The UN-approved, French-led Operation Turquoise that followed a few months later did save lives, primarily those of Tutsis. But the initiative was controversial since most of the ''beneficiaries'' were seen as linked to the recent genocide.
In both cases, outside intervention left the fundamental task - restoring a viable Rwandan government - untouched. Inside Rwanda, thousands of displaced people were locked in festering pockets of distrust and hate, while outside, some 2 million refugees created huge local resentment at the Lake Kivu camps in Zaire.
And then came Srebrenica. The atrocities perpetrated during the course of the conflict in the former Yugoslavia chilled the post-cold-war euphoria and very nearly provoked the demise of all international will to extinguish human fires. Prior to the Dayton agreement, the ''Yugoslav curse'' threatened to bring down the whole UN edifice. The lowest ebb in the international community's ability to cast itself as a problem-solver came in the wake of Srebrenica and Zepa.
Even if the Dayton agreement holds - as we all hope it will - it can't mask the fact that deep human scars remain, scars caused as much by extreme and cruel war aims as by the international community's failure to adopt timely and necessary measures.
The Srebrenica-Zepa (and for that matter, Gorazde) safe havens rested on a flawed concept.
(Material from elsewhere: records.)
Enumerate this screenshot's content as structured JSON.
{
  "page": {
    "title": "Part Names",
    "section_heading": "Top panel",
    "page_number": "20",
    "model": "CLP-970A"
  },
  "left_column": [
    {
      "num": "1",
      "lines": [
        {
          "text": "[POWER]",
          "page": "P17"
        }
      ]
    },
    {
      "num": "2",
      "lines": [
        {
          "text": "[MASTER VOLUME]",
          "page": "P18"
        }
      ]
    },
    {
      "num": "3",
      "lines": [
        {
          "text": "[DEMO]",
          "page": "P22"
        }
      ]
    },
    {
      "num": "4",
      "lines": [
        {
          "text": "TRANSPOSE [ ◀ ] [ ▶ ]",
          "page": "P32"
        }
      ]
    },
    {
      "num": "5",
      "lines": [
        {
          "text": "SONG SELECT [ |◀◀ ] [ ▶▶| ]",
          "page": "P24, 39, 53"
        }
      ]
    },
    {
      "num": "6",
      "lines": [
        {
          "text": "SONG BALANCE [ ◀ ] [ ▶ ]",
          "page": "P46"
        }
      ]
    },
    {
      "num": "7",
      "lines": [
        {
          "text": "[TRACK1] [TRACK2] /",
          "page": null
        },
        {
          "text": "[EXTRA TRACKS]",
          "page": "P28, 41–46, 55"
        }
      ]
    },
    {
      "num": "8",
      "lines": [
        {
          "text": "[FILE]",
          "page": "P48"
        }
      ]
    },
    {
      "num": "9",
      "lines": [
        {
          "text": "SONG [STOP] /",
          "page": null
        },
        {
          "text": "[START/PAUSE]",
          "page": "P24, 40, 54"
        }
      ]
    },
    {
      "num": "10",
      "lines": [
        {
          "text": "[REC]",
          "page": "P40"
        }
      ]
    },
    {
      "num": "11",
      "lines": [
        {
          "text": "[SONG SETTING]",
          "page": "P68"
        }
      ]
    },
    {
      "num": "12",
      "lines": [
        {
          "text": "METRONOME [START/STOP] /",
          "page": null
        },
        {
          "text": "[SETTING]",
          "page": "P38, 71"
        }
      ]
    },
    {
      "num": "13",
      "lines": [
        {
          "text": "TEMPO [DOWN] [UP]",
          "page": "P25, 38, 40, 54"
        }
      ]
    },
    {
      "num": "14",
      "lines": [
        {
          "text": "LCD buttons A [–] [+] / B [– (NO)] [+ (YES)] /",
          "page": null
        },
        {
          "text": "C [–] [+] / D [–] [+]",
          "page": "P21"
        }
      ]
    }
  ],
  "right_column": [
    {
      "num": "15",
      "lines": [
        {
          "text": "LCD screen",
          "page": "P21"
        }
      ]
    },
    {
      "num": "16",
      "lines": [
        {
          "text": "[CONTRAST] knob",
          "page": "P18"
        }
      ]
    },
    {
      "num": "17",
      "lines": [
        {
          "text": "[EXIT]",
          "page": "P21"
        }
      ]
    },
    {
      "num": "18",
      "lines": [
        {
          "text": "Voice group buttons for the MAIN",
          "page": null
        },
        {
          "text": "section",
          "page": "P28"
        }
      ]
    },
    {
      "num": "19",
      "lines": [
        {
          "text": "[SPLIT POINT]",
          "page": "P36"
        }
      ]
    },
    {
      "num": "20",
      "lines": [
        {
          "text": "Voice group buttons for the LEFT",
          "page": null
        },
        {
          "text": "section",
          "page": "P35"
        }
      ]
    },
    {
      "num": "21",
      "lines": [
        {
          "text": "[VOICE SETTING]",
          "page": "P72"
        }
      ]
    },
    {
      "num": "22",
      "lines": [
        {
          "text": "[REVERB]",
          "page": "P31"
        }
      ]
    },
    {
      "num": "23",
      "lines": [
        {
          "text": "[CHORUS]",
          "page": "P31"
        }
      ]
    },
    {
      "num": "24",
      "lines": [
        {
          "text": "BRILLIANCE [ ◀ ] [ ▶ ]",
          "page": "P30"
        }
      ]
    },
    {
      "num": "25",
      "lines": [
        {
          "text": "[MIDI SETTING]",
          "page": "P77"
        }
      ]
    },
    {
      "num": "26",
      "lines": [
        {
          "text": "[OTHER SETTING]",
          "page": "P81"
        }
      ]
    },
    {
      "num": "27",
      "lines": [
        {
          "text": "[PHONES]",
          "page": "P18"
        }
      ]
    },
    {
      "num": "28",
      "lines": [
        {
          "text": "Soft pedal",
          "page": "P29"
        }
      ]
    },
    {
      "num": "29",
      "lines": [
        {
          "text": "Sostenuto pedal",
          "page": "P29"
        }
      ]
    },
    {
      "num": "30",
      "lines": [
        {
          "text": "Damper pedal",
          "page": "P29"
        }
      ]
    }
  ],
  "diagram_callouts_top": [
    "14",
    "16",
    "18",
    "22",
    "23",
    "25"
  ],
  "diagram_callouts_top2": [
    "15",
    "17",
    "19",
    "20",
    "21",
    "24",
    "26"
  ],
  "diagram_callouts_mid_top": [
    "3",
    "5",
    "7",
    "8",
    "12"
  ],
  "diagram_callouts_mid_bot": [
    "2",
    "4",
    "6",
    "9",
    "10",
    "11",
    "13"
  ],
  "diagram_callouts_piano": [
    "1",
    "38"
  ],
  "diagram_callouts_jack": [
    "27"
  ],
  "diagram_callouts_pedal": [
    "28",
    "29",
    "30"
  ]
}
UN Resolutions 819 and 824, which laid the ground rules for these would-be havens, did not stipulate that they be ''demilitarized.'' True, a local agreement to demilitarize Srebrenica was signed, under UN auspices, by Bosnian Serb Gen. Ratko Mladic and Bosnian Gen. Halilovic, but for unknown reasons it was never implemented. Armed soldiers remained inside the enclave, making it, according to international law, a legitimate military objective - though nothing can justify the atrocities that ensued.
The list of failed good intentions is long and must include the disaster at the Kibeho Rwandan refugee camp last April. In Kibeho, as in Srebrenica, thousands of people were given a false sense of security, and they ultimately paid an unacceptable price for a foreign body's (namely the UN Assistance Mission in Rwanda's) inability to complete a task for which it wasn't properly equipped.
That brings us back to the question, Can ''safe areas'' be made to work, and, even assuming that they can, are they the best way to protect civilian populations, given the shape of contemporary conflicts?
Whether they are protected, or whether they are demilitarized, war-free zones have to obey certain laws. First, they must be seen as exceptional mechanisms designed to respond to exceptional circumstances. There is indeed the danger that, apart from being costly and politically delicate to handle, safe areas could lead to a form of protectionist discrimination. In the last analysis, that would mean civilians inside a safe enclave are ''safe,'' while those outside are viewed as ''fair game'' for attack.
Naturally, the International Committee of the Red Cross refuses to accept that any noncombatant can be denied the protection afforded him or her by the Geneva Conventions. I believe that the international community should shun the use of safe havens since they could be perceived as stopgap measures to allay public opinion.
If a decision to set up a safe haven is made, those who introduce it must be prepared to invest all that is necessary to avoid tragic disillusionment. If people are to be protected by foreign armed troops, then they must be protected by these troops. If they will not be protected, then they must not be allowed to believe otherwise.
In the long run, the simple answer is the best one: Combatants must accept the sanctity of civilian populations, period. Without an established culture of respect for individual lives, the world will be condemned to move from one human catastrophe to another.